Task details —
Below is a block of data; give all of it again word for word.

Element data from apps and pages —
--------------------------------

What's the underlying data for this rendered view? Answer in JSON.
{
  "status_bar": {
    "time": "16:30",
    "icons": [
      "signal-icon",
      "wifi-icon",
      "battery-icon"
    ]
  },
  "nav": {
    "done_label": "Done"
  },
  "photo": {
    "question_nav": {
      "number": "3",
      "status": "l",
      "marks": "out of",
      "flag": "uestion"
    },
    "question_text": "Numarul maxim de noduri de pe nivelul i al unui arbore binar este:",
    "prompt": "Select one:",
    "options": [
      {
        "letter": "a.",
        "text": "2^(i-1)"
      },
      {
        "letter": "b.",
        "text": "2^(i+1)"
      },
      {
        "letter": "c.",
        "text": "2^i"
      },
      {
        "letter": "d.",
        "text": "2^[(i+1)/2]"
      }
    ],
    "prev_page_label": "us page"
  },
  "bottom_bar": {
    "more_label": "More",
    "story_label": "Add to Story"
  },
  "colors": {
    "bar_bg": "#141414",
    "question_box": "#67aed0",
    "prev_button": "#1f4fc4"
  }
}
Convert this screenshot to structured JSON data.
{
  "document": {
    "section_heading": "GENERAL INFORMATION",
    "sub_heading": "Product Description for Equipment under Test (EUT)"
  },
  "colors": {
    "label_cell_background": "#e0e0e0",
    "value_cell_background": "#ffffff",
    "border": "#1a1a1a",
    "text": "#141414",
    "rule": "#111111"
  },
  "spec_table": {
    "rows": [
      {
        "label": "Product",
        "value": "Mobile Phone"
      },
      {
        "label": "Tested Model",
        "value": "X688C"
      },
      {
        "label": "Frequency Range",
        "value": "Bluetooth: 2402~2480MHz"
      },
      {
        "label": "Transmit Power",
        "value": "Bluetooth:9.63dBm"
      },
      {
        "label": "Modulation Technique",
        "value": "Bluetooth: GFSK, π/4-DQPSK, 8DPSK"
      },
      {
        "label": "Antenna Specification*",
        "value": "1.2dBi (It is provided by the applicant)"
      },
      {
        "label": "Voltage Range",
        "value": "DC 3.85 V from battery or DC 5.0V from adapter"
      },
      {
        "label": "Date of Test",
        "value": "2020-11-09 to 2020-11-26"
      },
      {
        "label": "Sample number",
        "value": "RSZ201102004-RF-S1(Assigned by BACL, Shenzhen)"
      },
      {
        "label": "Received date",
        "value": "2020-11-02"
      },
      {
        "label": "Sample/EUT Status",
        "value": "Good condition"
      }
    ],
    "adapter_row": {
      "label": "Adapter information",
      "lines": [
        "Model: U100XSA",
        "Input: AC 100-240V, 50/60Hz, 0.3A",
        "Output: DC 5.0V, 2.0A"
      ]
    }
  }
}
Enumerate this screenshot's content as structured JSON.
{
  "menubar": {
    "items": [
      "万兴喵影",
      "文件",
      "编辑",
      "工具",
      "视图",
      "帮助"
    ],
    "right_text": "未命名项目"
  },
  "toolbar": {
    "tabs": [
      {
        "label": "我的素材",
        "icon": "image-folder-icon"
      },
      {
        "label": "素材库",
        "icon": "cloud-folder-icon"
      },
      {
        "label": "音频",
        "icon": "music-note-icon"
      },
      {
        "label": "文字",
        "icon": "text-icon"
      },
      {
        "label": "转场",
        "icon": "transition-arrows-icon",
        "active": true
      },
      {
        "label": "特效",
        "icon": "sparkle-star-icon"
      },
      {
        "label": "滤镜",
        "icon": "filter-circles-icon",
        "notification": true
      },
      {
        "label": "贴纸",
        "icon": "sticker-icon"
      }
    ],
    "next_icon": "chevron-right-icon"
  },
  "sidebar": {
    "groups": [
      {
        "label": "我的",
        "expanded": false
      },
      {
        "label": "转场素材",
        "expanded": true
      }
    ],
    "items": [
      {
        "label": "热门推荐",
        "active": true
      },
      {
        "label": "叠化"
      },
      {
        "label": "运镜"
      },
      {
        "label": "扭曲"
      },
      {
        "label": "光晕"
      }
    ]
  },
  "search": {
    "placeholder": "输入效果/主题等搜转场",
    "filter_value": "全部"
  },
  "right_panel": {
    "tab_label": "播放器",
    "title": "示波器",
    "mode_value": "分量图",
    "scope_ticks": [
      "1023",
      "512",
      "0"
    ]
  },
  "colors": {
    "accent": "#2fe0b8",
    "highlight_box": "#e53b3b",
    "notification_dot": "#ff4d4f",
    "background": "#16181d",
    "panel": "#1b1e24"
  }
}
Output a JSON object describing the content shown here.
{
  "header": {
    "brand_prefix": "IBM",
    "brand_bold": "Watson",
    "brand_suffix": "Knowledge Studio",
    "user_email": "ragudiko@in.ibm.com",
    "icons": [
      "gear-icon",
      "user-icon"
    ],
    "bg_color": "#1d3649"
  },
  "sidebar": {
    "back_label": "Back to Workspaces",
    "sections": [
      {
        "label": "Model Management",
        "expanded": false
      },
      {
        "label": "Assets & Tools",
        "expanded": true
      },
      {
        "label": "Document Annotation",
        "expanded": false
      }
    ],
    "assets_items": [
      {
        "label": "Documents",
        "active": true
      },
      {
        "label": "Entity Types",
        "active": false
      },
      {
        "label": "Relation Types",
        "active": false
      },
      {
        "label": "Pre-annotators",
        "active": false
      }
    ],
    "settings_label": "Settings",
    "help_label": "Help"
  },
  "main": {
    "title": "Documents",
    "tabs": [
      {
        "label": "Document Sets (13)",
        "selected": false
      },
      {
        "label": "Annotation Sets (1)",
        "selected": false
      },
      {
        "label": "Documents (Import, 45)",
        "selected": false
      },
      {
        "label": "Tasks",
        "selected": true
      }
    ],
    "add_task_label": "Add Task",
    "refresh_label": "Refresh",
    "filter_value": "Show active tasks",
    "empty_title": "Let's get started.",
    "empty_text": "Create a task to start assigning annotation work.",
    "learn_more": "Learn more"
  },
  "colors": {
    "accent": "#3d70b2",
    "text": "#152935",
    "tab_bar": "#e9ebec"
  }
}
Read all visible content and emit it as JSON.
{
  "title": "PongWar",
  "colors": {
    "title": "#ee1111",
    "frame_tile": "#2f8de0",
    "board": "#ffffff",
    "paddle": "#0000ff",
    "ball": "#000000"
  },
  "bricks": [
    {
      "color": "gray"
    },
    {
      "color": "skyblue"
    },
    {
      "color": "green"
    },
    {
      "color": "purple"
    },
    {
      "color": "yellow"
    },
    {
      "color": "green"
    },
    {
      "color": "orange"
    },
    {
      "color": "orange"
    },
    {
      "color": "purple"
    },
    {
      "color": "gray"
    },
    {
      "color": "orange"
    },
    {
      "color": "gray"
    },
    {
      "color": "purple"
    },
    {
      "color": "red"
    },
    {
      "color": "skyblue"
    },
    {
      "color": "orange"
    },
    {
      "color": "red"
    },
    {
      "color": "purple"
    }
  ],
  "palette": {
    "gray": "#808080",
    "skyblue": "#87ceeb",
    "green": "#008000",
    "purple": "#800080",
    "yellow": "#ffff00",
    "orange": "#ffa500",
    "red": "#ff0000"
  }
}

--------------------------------

Answer to the exercise —
What's the underlying data for this rendered view? Answer in JSON.
{
  "status_bar": {
    "time": "16:30",
    "icons": [
      "signal-icon",
      "wifi-icon",
      "battery-icon"
    ]
  },
  "nav": {
    "done_label": "Done"
  },
  "photo": {
    "question_nav": {
      "number": "3",
      "status": "l",
      "marks": "out of",
      "flag": "uestion"
    },
    "question_text": "Numarul maxim de noduri de pe nivelul i al unui arbore binar este:",
    "prompt": "Select one:",
    "options": [
      {
        "letter": "a.",
        "text": "2^(i-1)"
      },
      {
        "letter": "b.",
        "text": "2^(i+1)"
      },
      {
        "letter": "c.",
        "text": "2^i"
      },
      {
        "letter": "d.",
        "text": "2^[(i+1)/2]"
      }
    ],
    "prev_page_label": "us page"
  },
  "bottom_bar": {
    "more_label": "More",
    "story_label": "Add to Story"
  },
  "colors": {
    "bar_bg": "#141414",
    "question_box": "#67aed0",
    "prev_button": "#1f4fc4"
  }
}
Convert this screenshot to structured JSON data.
{
  "document": {
    "section_heading": "GENERAL INFORMATION",
    "sub_heading": "Product Description for Equipment under Test (EUT)"
  },
  "colors": {
    "label_cell_background": "#e0e0e0",
    "value_cell_background": "#ffffff",
    "border": "#1a1a1a",
    "text": "#141414",
    "rule": "#111111"
  },
  "spec_table": {
    "rows": [
      {
        "label": "Product",
        "value": "Mobile Phone"
      },
      {
        "label": "Tested Model",
        "value": "X688C"
      },
      {
        "label": "Frequency Range",
        "value": "Bluetooth: 2402~2480MHz"
      },
      {
        "label": "Transmit Power",
        "value": "Bluetooth:9.63dBm"
      },
      {
        "label": "Modulation Technique",
        "value": "Bluetooth: GFSK, π/4-DQPSK, 8DPSK"
      },
      {
        "label": "Antenna Specification*",
        "value": "1.2dBi (It is provided by the applicant)"
      },
      {
        "label": "Voltage Range",
        "value": "DC 3.85 V from battery or DC 5.0V from adapter"
      },
      {
        "label": "Date of Test",
        "value": "2020-11-09 to 2020-11-26"
      },
      {
        "label": "Sample number",
        "value": "RSZ201102004-RF-S1(Assigned by BACL, Shenzhen)"
      },
      {
        "label": "Received date",
        "value": "2020-11-02"
      },
      {
        "label": "Sample/EUT Status",
        "value": "Good condition"
      }
    ],
    "adapter_row": {
      "label": "Adapter information",
      "lines": [
        "Model: U100XSA",
        "Input: AC 100-240V, 50/60Hz, 0.3A",
        "Output: DC 5.0V, 2.0A"
      ]
    }
  }
}
Enumerate this screenshot's content as structured JSON.
{
  "menubar": {
    "items": [
      "万兴喵影",
      "文件",
      "编辑",
      "工具",
      "视图",
      "帮助"
    ],
    "right_text": "未命名项目"
  },
  "toolbar": {
    "tabs": [
      {
        "label": "我的素材",
        "icon": "image-folder-icon"
      },
      {
        "label": "素材库",
        "icon": "cloud-folder-icon"
      },
      {
        "label": "音频",
        "icon": "music-note-icon"
      },
      {
        "label": "文字",
        "icon": "text-icon"
      },
      {
        "label": "转场",
        "icon": "transition-arrows-icon",
        "active": true
      },
      {
        "label": "特效",
        "icon": "sparkle-star-icon"
      },
      {
        "label": "滤镜",
        "icon": "filter-circles-icon",
        "notification": true
      },
      {
        "label": "贴纸",
        "icon": "sticker-icon"
      }
    ],
    "next_icon": "chevron-right-icon"
  },
  "sidebar": {
    "groups": [
      {
        "label": "我的",
        "expanded": false
      },
      {
        "label": "转场素材",
        "expanded": true
      }
    ],
    "items": [
      {
        "label": "热门推荐",
        "active": true
      },
      {
        "label": "叠化"
      },
      {
        "label": "运镜"
      },
      {
        "label": "扭曲"
      },
      {
        "label": "光晕"
      }
    ]
  },
  "search": {
    "placeholder": "输入效果/主题等搜转场",
    "filter_value": "全部"
  },
  "right_panel": {
    "tab_label": "播放器",
    "title": "示波器",
    "mode_value": "分量图",
    "scope_ticks": [
      "1023",
      "512",
      "0"
    ]
  },
  "colors": {
    "accent": "#2fe0b8",
    "highlight_box": "#e53b3b",
    "notification_dot": "#ff4d4f",
    "background": "#16181d",
    "panel": "#1b1e24"
  }
}
Output a JSON object describing the content shown here.
{
  "header": {
    "brand_prefix": "IBM",
    "brand_bold": "Watson",
    "brand_suffix": "Knowledge Studio",
    "user_email": "ragudiko@in.ibm.com",
    "icons": [
      "gear-icon",
      "user-icon"
    ],
    "bg_color": "#1d3649"
  },
  "sidebar": {
    "back_label": "Back to Workspaces",
    "sections": [
      {
        "label": "Model Management",
        "expanded": false
      },
      {
        "label": "Assets & Tools",
        "expanded": true
      },
      {
        "label": "Document Annotation",
        "expanded": false
      }
    ],
    "assets_items": [
      {
        "label": "Documents",
        "active": true
      },
      {
        "label": "Entity Types",
        "active": false
      },
      {
        "label": "Relation Types",
        "active": false
      },
      {
        "label": "Pre-annotators",
        "active": false
      }
    ],
    "settings_label": "Settings",
    "help_label": "Help"
  },
  "main": {
    "title": "Documents",
    "tabs": [
      {
        "label": "Document Sets (13)",
        "selected": false
      },
      {
        "label": "Annotation Sets (1)",
        "selected": false
      },
      {
        "label": "Documents (Import, 45)",
        "selected": false
      },
      {
        "label": "Tasks",
        "selected": true
      }
    ],
    "add_task_label": "Add Task",
    "refresh_label": "Refresh",
    "filter_value": "Show active tasks",
    "empty_title": "Let's get started.",
    "empty_text": "Create a task to start assigning annotation work.",
    "learn_more": "Learn more"
  },
  "colors": {
    "accent": "#3d70b2",
    "text": "#152935",
    "tab_bar": "#e9ebec"
  }
}
Read all visible content and emit it as JSON.
{
  "title": "PongWar",
  "colors": {
    "title": "#ee1111",
    "frame_tile": "#2f8de0",
    "board": "#ffffff",
    "paddle": "#0000ff",
    "ball": "#000000"
  },
  "bricks": [
    {
      "color": "gray"
    },
    {
      "color": "skyblue"
    },
    {
      "color": "green"
    },
    {
      "color": "purple"
    },
    {
      "color": "yellow"
    },
    {
      "color": "green"
    },
    {
      "color": "orange"
    },
    {
      "color": "orange"
    },
    {
      "color": "purple"
    },
    {
      "color": "gray"
    },
    {
      "color": "orange"
    },
    {
      "color": "gray"
    },
    {
      "color": "purple"
    },
    {
      "color": "red"
    },
    {
      "color": "skyblue"
    },
    {
      "color": "orange"
    },
    {
      "color": "red"
    },
    {
      "color": "purple"
    }
  ],
  "palette": {
    "gray": "#808080",
    "skyblue": "#87ceeb",
    "green": "#008000",
    "purple": "#800080",
    "yellow": "#ffff00",
    "orange": "#ffa500",
    "red": "#ff0000"
  }
}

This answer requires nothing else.